“I didn’t take it seriously until I started listening to people and discovering all these famous chefs and reading their stories,” he says. “And I looked around and saw nobody looked like me. And I wanted more, so I tested the situation.”
Wallace pursued and acquired the kitchen manager of the downtown Jackson Marriott when he was 20 years old, and within two years he was named executive chef.
“Marriott taught me how to show up on time, how to dress, how to public speaking, financial reports, and all of that,” he says. “I realized at that point that if I really wanted to take my craft to the next level financially, my brand, and everything else, I really had to write my story.”
As Executive Chef at the Hilton Garden Inn in the King Edward Building, he set out to do just that. He planted a garden at the valet station, then added raised beds behind the hotel where he grew tomatoes and herbs. He created a chef’s table where Hilton executives and VIPs could sample Wallace’s five- and six-course meals. After six years there, and with lessons he learned from his head-swimming grandmother, he made his television debut in 2013. On his eighth TV show, Top Chef, producers came to him.
“Honestly, I didn’t do a lot of research on Top Chef before I got on because I work out every day,” he says. “I worked the same day I traveled. I just did the show and tried to figure things out.”
By then, Wallace had spent a year running his first signature venue, Nick Wallace’s Nissan Café at two Mississippi museums in Jackson, where he put his experience to work in popular dishes like Southern-style ramen noodles, a smoked brisket. Cabbage and white chocolate pudding bread. He still uses the Dutch oven his grandmother used to cook meat and vegetables when he was a kid.

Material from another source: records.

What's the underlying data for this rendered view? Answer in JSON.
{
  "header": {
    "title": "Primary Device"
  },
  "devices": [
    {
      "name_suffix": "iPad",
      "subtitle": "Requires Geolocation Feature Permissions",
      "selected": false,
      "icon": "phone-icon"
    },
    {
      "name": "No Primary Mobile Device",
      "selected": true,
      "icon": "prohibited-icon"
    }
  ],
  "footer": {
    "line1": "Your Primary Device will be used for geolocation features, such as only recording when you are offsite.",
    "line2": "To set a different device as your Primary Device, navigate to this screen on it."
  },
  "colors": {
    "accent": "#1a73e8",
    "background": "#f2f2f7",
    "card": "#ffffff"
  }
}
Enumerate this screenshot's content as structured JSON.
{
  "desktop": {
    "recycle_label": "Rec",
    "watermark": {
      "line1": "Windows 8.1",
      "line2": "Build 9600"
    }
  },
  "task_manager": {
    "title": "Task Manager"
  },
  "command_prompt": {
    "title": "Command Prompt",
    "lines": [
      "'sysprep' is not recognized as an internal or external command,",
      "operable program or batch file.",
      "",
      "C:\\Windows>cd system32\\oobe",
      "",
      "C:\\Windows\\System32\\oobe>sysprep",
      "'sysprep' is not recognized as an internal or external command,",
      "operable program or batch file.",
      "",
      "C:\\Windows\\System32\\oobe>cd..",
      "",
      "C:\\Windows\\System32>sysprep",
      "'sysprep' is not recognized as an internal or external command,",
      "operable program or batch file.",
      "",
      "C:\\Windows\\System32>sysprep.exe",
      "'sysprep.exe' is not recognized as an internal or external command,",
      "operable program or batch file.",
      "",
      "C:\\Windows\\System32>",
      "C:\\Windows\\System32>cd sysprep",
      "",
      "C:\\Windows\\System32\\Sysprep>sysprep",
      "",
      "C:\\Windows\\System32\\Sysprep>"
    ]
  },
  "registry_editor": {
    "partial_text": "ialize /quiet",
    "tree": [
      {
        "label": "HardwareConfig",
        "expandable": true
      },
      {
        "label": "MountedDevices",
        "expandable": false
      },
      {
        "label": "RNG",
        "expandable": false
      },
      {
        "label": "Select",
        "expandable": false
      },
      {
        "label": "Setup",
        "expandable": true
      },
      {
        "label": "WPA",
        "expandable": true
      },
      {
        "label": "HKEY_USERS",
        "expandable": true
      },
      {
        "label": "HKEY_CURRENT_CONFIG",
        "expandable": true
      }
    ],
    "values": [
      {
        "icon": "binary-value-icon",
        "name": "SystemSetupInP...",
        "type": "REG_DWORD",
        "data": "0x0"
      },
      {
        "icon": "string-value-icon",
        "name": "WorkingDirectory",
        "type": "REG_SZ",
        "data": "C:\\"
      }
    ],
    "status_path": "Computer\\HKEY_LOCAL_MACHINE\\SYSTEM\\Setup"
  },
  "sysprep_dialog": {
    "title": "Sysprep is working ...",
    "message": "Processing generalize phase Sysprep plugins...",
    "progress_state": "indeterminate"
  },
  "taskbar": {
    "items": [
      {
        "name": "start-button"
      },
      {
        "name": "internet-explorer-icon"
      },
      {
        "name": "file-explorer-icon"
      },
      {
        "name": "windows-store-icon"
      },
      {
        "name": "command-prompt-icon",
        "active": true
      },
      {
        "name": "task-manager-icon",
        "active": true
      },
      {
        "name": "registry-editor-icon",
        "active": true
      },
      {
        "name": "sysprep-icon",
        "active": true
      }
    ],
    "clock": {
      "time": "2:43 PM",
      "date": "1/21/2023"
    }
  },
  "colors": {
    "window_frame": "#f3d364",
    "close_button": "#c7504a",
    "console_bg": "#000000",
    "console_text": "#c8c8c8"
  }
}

While his passion for the café remains strong, his recent tour on reality TV — and Mississippi, where he meddles at every opportunity — kept him visible to the national audience for three months. More doors are starting to open, like a new partnership with Ben’s Original Rice (formerly Uncle Ben’s) and Dole Foods’ Sunshine For All initiative. He balances workload with community projects like the Midtown Culinary Center, quoting his grandmother: “As much as you get in life, you give back as much.”
“I appreciate the fame and everything, but that’s not really what I want,” he says. “I work for the nonprofit culinary center in Midtown Jackson. I want to see that through because that’s going to be around for many years to come. I want to try to get involved in other things that define the evolution of Mississippi food. And so I don’t think the work is done.”